Dataset excerpts:
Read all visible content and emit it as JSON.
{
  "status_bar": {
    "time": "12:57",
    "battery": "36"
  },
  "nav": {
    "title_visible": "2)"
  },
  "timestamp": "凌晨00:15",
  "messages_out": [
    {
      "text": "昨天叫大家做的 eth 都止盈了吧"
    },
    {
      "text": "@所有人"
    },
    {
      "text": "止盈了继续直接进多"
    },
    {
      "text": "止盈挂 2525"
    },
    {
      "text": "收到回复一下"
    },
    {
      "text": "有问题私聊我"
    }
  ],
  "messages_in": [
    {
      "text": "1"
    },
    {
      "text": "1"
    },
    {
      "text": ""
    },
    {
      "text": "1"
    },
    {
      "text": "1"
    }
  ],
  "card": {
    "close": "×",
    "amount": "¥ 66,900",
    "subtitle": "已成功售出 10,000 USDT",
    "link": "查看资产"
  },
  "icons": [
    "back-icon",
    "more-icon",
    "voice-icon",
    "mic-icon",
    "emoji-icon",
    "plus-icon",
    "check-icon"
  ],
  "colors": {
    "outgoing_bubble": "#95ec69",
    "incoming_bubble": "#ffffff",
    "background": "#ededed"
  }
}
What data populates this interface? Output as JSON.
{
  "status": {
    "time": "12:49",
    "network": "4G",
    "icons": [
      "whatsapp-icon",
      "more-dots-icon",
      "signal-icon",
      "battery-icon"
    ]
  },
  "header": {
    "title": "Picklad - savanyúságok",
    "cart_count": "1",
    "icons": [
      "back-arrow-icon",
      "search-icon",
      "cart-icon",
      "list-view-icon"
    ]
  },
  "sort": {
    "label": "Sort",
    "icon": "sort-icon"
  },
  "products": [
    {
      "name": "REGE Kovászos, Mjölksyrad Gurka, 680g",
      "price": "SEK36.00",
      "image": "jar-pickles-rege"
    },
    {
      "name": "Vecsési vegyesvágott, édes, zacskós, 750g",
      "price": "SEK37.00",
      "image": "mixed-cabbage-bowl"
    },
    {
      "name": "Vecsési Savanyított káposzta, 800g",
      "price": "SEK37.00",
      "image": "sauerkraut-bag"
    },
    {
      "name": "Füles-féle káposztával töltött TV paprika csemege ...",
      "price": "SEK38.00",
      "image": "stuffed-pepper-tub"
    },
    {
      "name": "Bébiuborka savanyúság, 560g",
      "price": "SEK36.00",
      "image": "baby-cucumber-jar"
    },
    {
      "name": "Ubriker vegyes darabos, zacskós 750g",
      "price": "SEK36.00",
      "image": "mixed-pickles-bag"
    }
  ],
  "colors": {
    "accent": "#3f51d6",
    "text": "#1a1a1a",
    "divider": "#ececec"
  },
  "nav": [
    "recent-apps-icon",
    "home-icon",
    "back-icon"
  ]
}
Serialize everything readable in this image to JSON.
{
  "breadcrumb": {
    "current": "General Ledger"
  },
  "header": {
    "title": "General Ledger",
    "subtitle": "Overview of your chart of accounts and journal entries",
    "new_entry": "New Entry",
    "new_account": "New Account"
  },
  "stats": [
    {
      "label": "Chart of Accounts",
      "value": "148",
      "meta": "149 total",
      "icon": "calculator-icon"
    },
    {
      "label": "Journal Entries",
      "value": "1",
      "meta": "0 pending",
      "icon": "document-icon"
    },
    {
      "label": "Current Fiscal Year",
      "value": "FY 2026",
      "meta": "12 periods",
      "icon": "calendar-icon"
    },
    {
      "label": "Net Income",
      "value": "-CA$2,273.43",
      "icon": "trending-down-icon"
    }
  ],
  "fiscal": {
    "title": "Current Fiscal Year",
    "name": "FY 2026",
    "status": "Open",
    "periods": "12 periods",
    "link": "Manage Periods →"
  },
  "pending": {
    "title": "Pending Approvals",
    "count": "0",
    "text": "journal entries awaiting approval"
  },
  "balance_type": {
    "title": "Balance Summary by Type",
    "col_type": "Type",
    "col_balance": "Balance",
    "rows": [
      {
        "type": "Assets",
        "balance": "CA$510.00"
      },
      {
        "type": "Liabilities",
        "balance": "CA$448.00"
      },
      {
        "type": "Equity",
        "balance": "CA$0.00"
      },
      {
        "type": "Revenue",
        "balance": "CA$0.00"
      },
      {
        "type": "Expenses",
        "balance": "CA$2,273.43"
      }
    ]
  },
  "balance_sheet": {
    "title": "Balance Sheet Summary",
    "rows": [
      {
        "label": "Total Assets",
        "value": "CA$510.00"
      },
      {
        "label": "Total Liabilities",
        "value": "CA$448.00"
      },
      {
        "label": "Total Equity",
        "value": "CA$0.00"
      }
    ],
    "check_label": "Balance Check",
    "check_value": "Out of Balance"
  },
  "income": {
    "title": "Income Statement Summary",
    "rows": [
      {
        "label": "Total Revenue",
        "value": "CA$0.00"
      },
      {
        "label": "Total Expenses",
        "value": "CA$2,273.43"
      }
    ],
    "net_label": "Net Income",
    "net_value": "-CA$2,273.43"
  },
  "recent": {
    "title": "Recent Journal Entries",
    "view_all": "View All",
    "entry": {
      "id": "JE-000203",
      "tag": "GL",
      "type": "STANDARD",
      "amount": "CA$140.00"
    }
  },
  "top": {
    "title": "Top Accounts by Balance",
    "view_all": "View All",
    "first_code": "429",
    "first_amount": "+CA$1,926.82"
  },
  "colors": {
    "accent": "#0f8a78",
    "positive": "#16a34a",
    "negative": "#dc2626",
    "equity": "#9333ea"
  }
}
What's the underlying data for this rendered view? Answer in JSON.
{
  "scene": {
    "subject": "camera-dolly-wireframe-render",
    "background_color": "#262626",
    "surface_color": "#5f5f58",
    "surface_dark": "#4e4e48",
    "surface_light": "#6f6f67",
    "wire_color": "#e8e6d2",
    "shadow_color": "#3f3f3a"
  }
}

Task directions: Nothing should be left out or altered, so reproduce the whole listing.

Response to this task:
Read all visible content and emit it as JSON.
{
  "status_bar": {
    "time": "12:57",
    "battery": "36"
  },
  "nav": {
    "title_visible": "2)"
  },
  "timestamp": "凌晨00:15",
  "messages_out": [
    {
      "text": "昨天叫大家做的 eth 都止盈了吧"
    },
    {
      "text": "@所有人"
    },
    {
      "text": "止盈了继续直接进多"
    },
    {
      "text": "止盈挂 2525"
    },
    {
      "text": "收到回复一下"
    },
    {
      "text": "有问题私聊我"
    }
  ],
  "messages_in": [
    {
      "text": "1"
    },
    {
      "text": "1"
    },
    {
      "text": ""
    },
    {
      "text": "1"
    },
    {
      "text": "1"
    }
  ],
  "card": {
    "close": "×",
    "amount": "¥ 66,900",
    "subtitle": "已成功售出 10,000 USDT",
    "link": "查看资产"
  },
  "icons": [
    "back-icon",
    "more-icon",
    "voice-icon",
    "mic-icon",
    "emoji-icon",
    "plus-icon",
    "check-icon"
  ],
  "colors": {
    "outgoing_bubble": "#95ec69",
    "incoming_bubble": "#ffffff",
    "background": "#ededed"
  }
}
What data populates this interface? Output as JSON.
{
  "status": {
    "time": "12:49",
    "network": "4G",
    "icons": [
      "whatsapp-icon",
      "more-dots-icon",
      "signal-icon",
      "battery-icon"
    ]
  },
  "header": {
    "title": "Picklad - savanyúságok",
    "cart_count": "1",
    "icons": [
      "back-arrow-icon",
      "search-icon",
      "cart-icon",
      "list-view-icon"
    ]
  },
  "sort": {
    "label": "Sort",
    "icon": "sort-icon"
  },
  "products": [
    {
      "name": "REGE Kovászos, Mjölksyrad Gurka, 680g",
      "price": "SEK36.00",
      "image": "jar-pickles-rege"
    },
    {
      "name": "Vecsési vegyesvágott, édes, zacskós, 750g",
      "price": "SEK37.00",
      "image": "mixed-cabbage-bowl"
    },
    {
      "name": "Vecsési Savanyított káposzta, 800g",
      "price": "SEK37.00",
      "image": "sauerkraut-bag"
    },
    {
      "name": "Füles-féle káposztával töltött TV paprika csemege ...",
      "price": "SEK38.00",
      "image": "stuffed-pepper-tub"
    },
    {
      "name": "Bébiuborka savanyúság, 560g",
      "price": "SEK36.00",
      "image": "baby-cucumber-jar"
    },
    {
      "name": "Ubriker vegyes darabos, zacskós 750g",
      "price": "SEK36.00",
      "image": "mixed-pickles-bag"
    }
  ],
  "colors": {
    "accent": "#3f51d6",
    "text": "#1a1a1a",
    "divider": "#ececec"
  },
  "nav": [
    "recent-apps-icon",
    "home-icon",
    "back-icon"
  ]
}
Serialize everything readable in this image to JSON.
{
  "breadcrumb": {
    "current": "General Ledger"
  },
  "header": {
    "title": "General Ledger",
    "subtitle": "Overview of your chart of accounts and journal entries",
    "new_entry": "New Entry",
    "new_account": "New Account"
  },
  "stats": [
    {
      "label": "Chart of Accounts",
      "value": "148",
      "meta": "149 total",
      "icon": "calculator-icon"
    },
    {
      "label": "Journal Entries",
      "value": "1",
      "meta": "0 pending",
      "icon": "document-icon"
    },
    {
      "label": "Current Fiscal Year",
      "value": "FY 2026",
      "meta": "12 periods",
      "icon": "calendar-icon"
    },
    {
      "label": "Net Income",
      "value": "-CA$2,273.43",
      "icon": "trending-down-icon"
    }
  ],
  "fiscal": {
    "title": "Current Fiscal Year",
    "name": "FY 2026",
    "status": "Open",
    "periods": "12 periods",
    "link": "Manage Periods →"
  },
  "pending": {
    "title": "Pending Approvals",
    "count": "0",
    "text": "journal entries awaiting approval"
  },
  "balance_type": {
    "title": "Balance Summary by Type",
    "col_type": "Type",
    "col_balance": "Balance",
    "rows": [
      {
        "type": "Assets",
        "balance": "CA$510.00"
      },
      {
        "type": "Liabilities",
        "balance": "CA$448.00"
      },
      {
        "type": "Equity",
        "balance": "CA$0.00"
      },
      {
        "type": "Revenue",
        "balance": "CA$0.00"
      },
      {
        "type": "Expenses",
        "balance": "CA$2,273.43"
      }
    ]
  },
  "balance_sheet": {
    "title": "Balance Sheet Summary",
    "rows": [
      {
        "label": "Total Assets",
        "value": "CA$510.00"
      },
      {
        "label": "Total Liabilities",
        "value": "CA$448.00"
      },
      {
        "label": "Total Equity",
        "value": "CA$0.00"
      }
    ],
    "check_label": "Balance Check",
    "check_value": "Out of Balance"
  },
  "income": {
    "title": "Income Statement Summary",
    "rows": [
      {
        "label": "Total Revenue",
        "value": "CA$0.00"
      },
      {
        "label": "Total Expenses",
        "value": "CA$2,273.43"
      }
    ],
    "net_label": "Net Income",
    "net_value": "-CA$2,273.43"
  },
  "recent": {
    "title": "Recent Journal Entries",
    "view_all": "View All",
    "entry": {
      "id": "JE-000203",
      "tag": "GL",
      "type": "STANDARD",
      "amount": "CA$140.00"
    }
  },
  "top": {
    "title": "Top Accounts by Balance",
    "view_all": "View All",
    "first_code": "429",
    "first_amount": "+CA$1,926.82"
  },
  "colors": {
    "accent": "#0f8a78",
    "positive": "#16a34a",
    "negative": "#dc2626",
    "equity": "#9333ea"
  }
}
What's the underlying data for this rendered view? Answer in JSON.
{
  "scene": {
    "subject": "camera-dolly-wireframe-render",
    "background_color": "#262626",
    "surface_color": "#5f5f58",
    "surface_dark": "#4e4e48",
    "surface_light": "#6f6f67",
    "wire_color": "#e8e6d2",
    "shadow_color": "#3f3f3a"
  }
}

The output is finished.